Wasabi lacks the color of Dijon mustard – it is a bright green and has a different flavor. It is a paste made from horseradish and is often used in sushi dishes. It has a bold and spicy taste that burns quickly and does not linger.
Wasabi is one of the best Dijon mustard substitutes if your focus is on replacing the heat in a dish. It does have a more pungent taste and a different type of heat, though.
Wasabi is excellent for adding spiciness to dishes. You can use it for recipes that only use a small amount of Dijon.
Wasabi is much spicier, so if you do not enjoy spicy foods, you may want to avoid this substitute. It’s also not as easily found in grocery stores. You’ll have more luck finding it in an Asian marketplace than in your nearby store.
Start with 1/8 tablespoon of wasabi for every tablespoon of Dijon and adjust to your liking.
As honey mustard is also created from mustard, it works as a replacement. Honey mustard provides a much sweeter taste, though you’ll still get a hint of the tang that Dijon provides.
Make sure to use honey mustard in recipes that can be a little sweeter and still taste good, like sandwiches, dressings, and creamy salads (chicken salad, egg salad).

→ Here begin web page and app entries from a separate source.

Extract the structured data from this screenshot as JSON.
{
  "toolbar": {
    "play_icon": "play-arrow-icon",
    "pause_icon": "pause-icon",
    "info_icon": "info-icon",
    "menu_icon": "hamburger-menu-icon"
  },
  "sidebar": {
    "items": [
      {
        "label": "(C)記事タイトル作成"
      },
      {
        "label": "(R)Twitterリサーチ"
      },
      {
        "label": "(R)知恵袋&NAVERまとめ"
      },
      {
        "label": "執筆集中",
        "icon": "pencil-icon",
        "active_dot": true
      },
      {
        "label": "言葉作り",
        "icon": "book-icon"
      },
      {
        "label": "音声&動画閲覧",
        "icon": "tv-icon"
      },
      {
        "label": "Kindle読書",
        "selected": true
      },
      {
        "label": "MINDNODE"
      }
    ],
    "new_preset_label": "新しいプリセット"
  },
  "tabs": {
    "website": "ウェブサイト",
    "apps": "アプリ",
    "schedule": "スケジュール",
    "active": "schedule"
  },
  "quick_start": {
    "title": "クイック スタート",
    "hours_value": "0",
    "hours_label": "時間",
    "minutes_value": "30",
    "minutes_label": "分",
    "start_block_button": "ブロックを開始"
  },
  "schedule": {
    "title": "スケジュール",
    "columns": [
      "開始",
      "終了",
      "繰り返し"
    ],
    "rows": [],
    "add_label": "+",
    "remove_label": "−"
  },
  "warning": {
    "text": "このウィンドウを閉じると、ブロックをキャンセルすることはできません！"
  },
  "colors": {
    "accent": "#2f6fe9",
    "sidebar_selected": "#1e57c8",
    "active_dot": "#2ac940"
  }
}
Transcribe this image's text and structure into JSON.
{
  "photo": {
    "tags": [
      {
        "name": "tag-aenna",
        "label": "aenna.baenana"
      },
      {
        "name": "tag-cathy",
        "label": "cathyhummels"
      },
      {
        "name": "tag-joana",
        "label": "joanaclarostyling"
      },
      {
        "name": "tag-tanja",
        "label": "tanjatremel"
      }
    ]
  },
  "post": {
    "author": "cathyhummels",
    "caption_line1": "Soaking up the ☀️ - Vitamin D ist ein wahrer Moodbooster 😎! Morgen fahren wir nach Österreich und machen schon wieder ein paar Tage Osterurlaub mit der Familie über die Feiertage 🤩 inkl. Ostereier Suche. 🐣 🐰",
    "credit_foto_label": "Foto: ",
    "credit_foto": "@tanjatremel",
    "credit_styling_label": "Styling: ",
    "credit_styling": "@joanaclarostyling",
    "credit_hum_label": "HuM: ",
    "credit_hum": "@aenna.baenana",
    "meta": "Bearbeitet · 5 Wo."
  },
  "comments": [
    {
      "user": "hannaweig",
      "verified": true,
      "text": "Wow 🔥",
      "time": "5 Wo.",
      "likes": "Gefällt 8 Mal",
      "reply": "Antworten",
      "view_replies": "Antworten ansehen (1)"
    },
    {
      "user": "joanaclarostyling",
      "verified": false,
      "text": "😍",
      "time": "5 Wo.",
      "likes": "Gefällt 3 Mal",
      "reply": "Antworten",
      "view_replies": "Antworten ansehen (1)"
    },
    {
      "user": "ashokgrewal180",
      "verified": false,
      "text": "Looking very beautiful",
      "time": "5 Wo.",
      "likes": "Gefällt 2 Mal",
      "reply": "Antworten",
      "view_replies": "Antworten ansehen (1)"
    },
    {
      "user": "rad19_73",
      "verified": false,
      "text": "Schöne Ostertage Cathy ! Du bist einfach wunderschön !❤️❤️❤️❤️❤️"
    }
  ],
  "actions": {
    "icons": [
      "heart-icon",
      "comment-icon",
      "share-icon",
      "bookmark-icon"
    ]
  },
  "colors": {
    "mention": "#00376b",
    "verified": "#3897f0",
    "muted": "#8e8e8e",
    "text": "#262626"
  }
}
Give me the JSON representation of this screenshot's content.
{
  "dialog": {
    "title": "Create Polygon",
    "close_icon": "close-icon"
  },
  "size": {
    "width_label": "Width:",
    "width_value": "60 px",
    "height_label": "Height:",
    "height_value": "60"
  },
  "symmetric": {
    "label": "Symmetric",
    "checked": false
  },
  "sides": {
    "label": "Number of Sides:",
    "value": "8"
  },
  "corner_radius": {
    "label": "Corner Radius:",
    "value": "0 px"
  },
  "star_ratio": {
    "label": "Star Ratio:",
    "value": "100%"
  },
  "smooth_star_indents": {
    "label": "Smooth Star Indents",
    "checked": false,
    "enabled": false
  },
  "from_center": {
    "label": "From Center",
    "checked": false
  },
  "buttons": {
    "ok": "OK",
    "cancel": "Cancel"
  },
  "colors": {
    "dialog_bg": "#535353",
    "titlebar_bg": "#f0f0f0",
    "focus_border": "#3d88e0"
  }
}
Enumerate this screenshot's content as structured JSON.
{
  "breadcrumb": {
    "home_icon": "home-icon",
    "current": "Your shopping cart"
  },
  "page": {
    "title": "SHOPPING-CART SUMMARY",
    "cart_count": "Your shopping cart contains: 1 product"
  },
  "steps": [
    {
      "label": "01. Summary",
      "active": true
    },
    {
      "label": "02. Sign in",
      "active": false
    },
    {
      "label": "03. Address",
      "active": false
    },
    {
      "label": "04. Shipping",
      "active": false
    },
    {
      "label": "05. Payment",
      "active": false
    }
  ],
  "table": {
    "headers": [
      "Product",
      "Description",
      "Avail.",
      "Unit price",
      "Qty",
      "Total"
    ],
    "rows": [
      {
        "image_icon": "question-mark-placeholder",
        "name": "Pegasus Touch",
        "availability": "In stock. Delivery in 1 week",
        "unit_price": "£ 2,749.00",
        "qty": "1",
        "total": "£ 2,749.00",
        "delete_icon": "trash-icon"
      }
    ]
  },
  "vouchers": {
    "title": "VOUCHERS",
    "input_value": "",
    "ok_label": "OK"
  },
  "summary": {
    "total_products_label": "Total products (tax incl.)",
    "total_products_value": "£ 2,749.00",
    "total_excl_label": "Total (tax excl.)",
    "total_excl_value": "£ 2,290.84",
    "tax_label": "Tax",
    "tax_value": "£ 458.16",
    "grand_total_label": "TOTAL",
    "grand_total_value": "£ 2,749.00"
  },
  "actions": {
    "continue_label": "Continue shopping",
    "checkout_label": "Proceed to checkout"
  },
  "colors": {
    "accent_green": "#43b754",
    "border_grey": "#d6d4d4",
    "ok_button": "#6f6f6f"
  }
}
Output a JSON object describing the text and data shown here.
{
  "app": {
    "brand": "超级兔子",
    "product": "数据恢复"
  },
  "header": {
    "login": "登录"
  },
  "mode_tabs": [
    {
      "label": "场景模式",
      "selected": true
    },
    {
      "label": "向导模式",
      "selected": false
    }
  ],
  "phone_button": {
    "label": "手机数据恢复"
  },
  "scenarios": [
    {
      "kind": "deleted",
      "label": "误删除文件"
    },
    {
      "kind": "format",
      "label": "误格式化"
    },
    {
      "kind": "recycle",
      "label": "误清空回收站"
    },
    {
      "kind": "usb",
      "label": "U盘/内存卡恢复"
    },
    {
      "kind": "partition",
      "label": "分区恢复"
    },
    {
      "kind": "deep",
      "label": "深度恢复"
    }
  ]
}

Substitute Dijon mustard for honey mustard if you do not enjoy the heat from Dijon. Honey mustard pairs well with chicken and potato recipes.
The heat provided by Dijon mustard is not replicated when using honey mustard. It can also limit the dishes that you recreate as not all recipes will work with honey mustard.
Use honey mustard in a 1:1 ratio. If you prefer a less sweet flavor, start with ½ tablespoon of honey mustard for every tablespoon of Dijon.
Spicy brown mustard can be considered one of the best substitutes for Dijon mustard. It provides that mustard taste you’re seeking, excellent heat, and bold flavors. Spicy brown mustard livens up any dish that it is included in.
It is commonly used in Chinese and Indian recipes and on deli sandwiches.
Spicy brown mustard works well in marinades, spicy dressings and dips, and in some beef dishes. It creates a similar spiciness and flavor as Dijon.
The consistency and color of spicy brown mustard differ from Dijon. Dijon mustard is smooth and creamy, while spicy brown mustard has whole mustard seeds, giving it a rougher consistency.
As spicy brown mustard has an intense flavor, it can be overpowering in certain dishes.
Use ½ tablespoon of spicy mustard for every tablespoon of Dijon the recipe calls for.
Mayonnaise works well as a substitution for Dijon if you’re only looking for a way to add creaminess to dishes. It does not have any heat to it. However, both mayonnaise and Dijon provide a tanginess to recipes.
Mayonnaise adds a creamy consistency to dishes as well as a similar tangy flavor. It can be used in salad dressings, dips, or as a topping for sandwiches and burgers.
There is not much flavor provided by mayonnaise. It lacks the heat that Dijon recipes request.
Use ½ tablespoon of mayonnaise for every tablespoon of Dijon. A 1:1 ratio can be used for dressings.
They are both created with different seasonings and flavors (like garlic powder in yellow mustard), so it’s challenging to convert yellow mustard into Dijon. However, if you’re seeking the lighter color provided by Dijon mustard, you can add ½ tablespoon mayonnaise to 1 tablespoon yellow mustard. This will create a more similar color and add creaminess.
No, you can’t use dry mustard as a swap for Dijon mustard. However, you can create your own Dijon mustard using dry mustard. See above for directions and necessary ingredients.
Yes and no. Traditional Dijon mustard does not have mayonnaise in it – it is made from mustard seeds and vinegar (or verjuice). Homemade Dijon mustard does include mayonnaise on occasion.
Regardless of which condiment option you choose, there’s sure to be an option that fits well into the meals you have planned. Create your homemade version of Dijon as the closest option in taste and appearance. For those who don’t want to take the time to do this, you can grab a bottle of spicy brown mustard as the next best option.
Other options for Dijon replacements that are not listed include stone ground mustard, brown mustard seeds, horseradish sauce, and Worcestershire sauce. Taste them all and find one that makes your tastebuds happy.